Ranked choice voting (RCV) is a voting rule that iteratively eliminates least-popular candidates until there is a single winner with a majority of all remaining votes. In this work, we explore three central questions about predicting the outcome of RCV on an election given a uniform sample of votes. First, in theory, how poorly can RCV sampling predict RCV outcomes? Second, can we use insights from the recently-proposed map of elections to better predict RCV outcomes? Third, is RCV the best rule to use on a sample to predict the outcome of RCV in real-world elections? We find that although RCV can do quite poorly in the worst case and it may be better to use other rules to predict RCV winners on synthetic data from the map of elections, RCV generally predicts itself well on real-world data, further contributing to its appeal as a theoretically-flawed but practicable voting process. We further supplement our work by exploring the effect of margin of victory (MoV) on sampling accuracy.

We consider competitive facility location as a two-stage multi-agent system with two types of clients. For a given host graph with weighted clients on the vertices, first facility agents strategically select vertices for opening their facilities. Then, the clients strategically select which of the opened facilities in their neighborhood to patronize. Facilities want to attract as much client weight as possible, clients want to minimize congestion on the chosen facility. All recently studied versions of this model assume that clients can split their weight strategically. We consider clients with unsplittable weights, but allow mixed strategies. So clients may randomize over which facility to patronize. Besides modeling a natural client behavior, this subtle change yields drastic changes, e.g., for a given facility placement, qualitatively different client equilibria are possible. As our main result, we show that pure subgame perfect equilibria always exist if all client weights are identical. For this, we use a novel potential function argument, employing a hierarchical classification of the clients and sophisticated rounding in each step. In contrast, for non-identical clients, we show that deciding the existence of even approximately stable states is computationally intractable. On the positive side, we give a tight bound of 2 on the price of anarchy which implies high social welfare of equilibria, if they exist.

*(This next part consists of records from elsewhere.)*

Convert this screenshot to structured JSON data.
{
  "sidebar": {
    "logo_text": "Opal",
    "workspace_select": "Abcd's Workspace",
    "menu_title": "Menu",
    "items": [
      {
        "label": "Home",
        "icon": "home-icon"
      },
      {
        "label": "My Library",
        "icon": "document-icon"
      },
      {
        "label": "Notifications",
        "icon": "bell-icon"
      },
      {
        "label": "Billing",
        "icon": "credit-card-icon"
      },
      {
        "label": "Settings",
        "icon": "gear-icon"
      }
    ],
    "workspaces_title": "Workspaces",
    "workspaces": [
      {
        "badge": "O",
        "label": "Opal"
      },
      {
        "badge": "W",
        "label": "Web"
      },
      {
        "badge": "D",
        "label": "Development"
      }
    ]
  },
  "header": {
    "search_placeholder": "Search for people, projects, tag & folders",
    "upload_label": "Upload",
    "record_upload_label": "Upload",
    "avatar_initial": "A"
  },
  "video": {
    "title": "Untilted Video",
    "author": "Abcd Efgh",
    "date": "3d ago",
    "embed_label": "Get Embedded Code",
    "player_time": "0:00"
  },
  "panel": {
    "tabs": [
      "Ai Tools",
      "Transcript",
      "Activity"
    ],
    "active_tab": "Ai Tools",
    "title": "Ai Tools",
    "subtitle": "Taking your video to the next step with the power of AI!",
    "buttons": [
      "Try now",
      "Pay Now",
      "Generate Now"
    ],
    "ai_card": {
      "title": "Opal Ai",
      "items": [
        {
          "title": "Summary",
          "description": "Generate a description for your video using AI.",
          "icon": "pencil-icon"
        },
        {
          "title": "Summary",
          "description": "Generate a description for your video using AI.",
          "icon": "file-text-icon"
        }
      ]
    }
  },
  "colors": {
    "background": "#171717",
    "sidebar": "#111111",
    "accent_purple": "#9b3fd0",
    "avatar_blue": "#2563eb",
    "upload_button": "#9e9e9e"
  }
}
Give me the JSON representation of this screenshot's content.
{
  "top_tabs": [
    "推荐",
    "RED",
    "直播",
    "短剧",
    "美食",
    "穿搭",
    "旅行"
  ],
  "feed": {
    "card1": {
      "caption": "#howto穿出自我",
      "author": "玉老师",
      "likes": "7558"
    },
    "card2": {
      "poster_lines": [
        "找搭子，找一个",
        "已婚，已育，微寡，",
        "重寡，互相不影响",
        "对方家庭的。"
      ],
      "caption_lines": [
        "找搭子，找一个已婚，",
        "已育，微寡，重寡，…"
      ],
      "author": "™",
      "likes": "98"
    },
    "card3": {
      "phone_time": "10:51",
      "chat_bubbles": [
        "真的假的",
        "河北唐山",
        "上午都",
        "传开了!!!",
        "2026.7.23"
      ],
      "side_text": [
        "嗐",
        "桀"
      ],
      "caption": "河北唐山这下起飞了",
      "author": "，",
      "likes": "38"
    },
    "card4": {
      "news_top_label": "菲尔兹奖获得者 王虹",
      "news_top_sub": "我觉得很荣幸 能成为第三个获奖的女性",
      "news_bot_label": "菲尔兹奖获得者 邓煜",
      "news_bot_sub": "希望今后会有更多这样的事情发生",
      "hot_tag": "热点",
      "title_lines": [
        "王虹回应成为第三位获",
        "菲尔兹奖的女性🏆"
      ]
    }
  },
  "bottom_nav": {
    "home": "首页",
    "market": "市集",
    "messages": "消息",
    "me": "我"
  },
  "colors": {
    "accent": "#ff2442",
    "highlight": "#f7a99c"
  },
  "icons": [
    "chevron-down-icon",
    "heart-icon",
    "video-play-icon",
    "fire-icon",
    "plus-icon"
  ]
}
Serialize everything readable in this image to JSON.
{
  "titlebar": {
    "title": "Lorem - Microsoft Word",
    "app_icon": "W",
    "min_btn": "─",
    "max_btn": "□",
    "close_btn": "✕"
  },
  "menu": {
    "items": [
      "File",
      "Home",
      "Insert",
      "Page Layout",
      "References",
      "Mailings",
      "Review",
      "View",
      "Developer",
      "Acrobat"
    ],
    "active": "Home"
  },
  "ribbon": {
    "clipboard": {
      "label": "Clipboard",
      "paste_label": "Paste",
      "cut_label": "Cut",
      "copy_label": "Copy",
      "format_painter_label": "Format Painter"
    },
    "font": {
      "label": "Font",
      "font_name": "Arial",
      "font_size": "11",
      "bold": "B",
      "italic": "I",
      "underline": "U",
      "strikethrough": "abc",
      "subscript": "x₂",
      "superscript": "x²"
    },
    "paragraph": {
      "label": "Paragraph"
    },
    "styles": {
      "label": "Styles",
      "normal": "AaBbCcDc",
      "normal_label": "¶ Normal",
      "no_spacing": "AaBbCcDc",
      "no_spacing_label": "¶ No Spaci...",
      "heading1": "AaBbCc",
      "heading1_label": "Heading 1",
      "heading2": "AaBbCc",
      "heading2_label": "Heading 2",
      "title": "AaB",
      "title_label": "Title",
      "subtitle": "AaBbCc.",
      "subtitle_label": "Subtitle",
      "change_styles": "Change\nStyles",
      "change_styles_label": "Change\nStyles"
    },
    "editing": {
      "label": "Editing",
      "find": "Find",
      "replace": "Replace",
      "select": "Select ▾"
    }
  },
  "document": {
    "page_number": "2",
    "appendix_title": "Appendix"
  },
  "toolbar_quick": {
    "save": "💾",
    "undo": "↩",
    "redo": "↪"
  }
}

We study matching settings in which a set of agents have private utilities over a set of items. Each agent reports a partition of the items into approval sets of different threshold utility levels. Given this limited information on input, the goal is to compute an assignment of the items to the agents (subject to cardinality constraints depending on the application) that (approximately) maximizes the social welfare (the total utility of the agents for their assigned items). We first consider the well-known, simple one-sided matching problem in which each of a set of agents is to be assigned exactly one item. We show tight bounds on distortion of deterministic and randomized matching algorithms that are functions of the number of threshold utility levels. We further show that our distortion bounds extend to a more general setting in which there are multiple copies of the items, each agent can be assigned a number of items (even copies of the same one) up to a capacity, and the utility of an agent for an item depends on the number of its copies that the agent is given.